RECORDS FOR THE TASK:
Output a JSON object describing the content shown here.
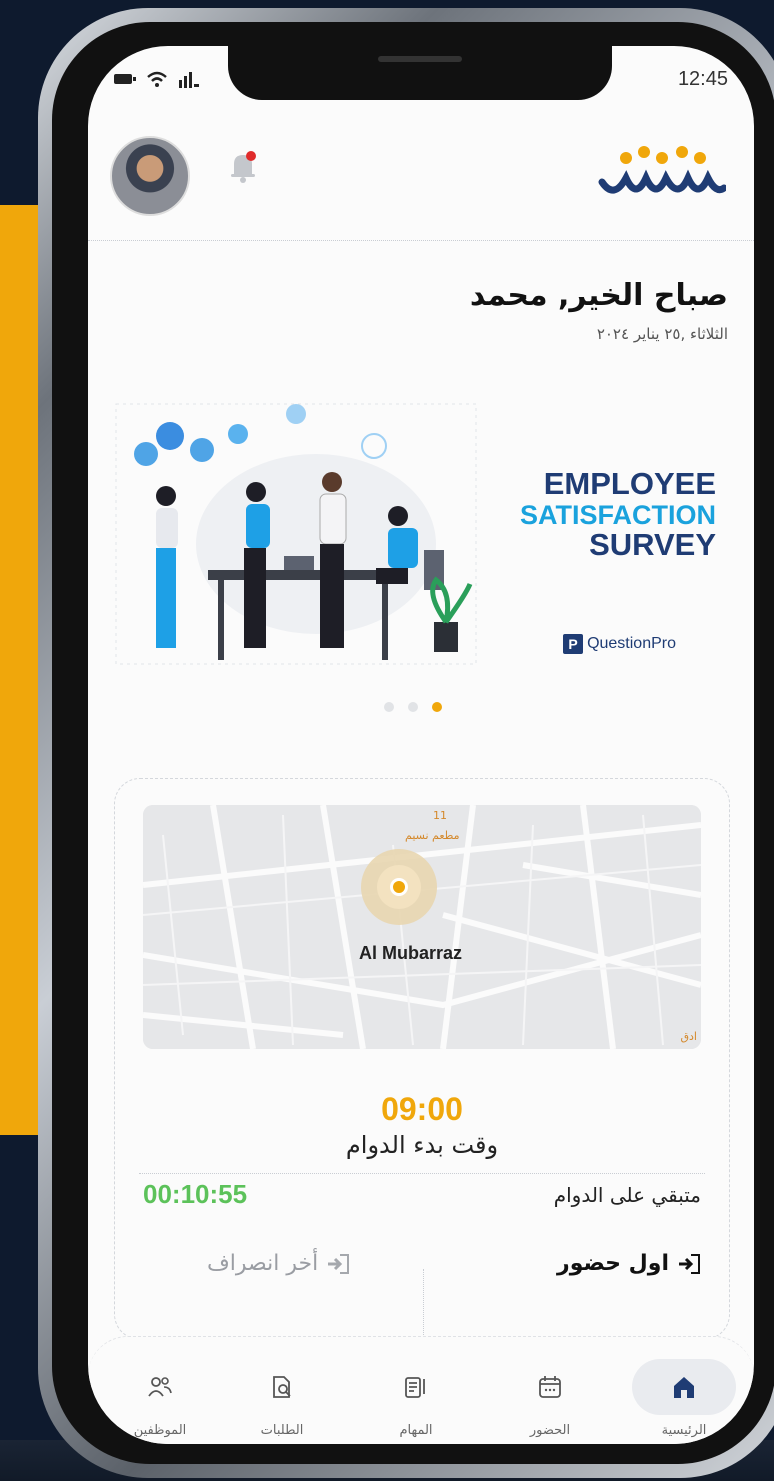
{
  "status": {
    "time": "12:45"
  },
  "greeting": {
    "title": "صباح الخير, محمد",
    "date": "الثلاثاء ,٢٥ يناير ٢٠٢٤"
  },
  "banner": {
    "line1": "EMPLOYEE",
    "line2": "SATISFACTION",
    "line3": "SURVEY",
    "brand_mark": "P",
    "brand_name": "QuestionPro"
  },
  "carousel": {
    "count": 3,
    "active_index": 2
  },
  "map": {
    "place": "Al Mubarraz",
    "poi_number": "11",
    "poi_name": "مطعم نسيم",
    "corner_label": "ادق"
  },
  "attendance": {
    "start_time": "09:00",
    "start_label": "وقت بدء الدوام",
    "remaining_time": "00:10:55",
    "remaining_label": "متبقي على الدوام",
    "first_in_label": "اول حضور",
    "last_out_label": "أخر انصراف"
  },
  "tabs": [
    {
      "icon": "home-icon",
      "label": "الرئيسية",
      "active": true
    },
    {
      "icon": "calendar-icon",
      "label": "الحضور",
      "active": false
    },
    {
      "icon": "tasks-icon",
      "label": "المهام",
      "active": false
    },
    {
      "icon": "requests-icon",
      "label": "الطلبات",
      "active": false
    },
    {
      "icon": "team-icon",
      "label": "الموظفين",
      "active": false
    }
  ],
  "colors": {
    "accent": "#f0a70b",
    "navy": "#1f3c74",
    "green": "#5cc25a"
  }
}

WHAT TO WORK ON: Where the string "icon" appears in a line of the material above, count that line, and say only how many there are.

TASK ANSWER: 5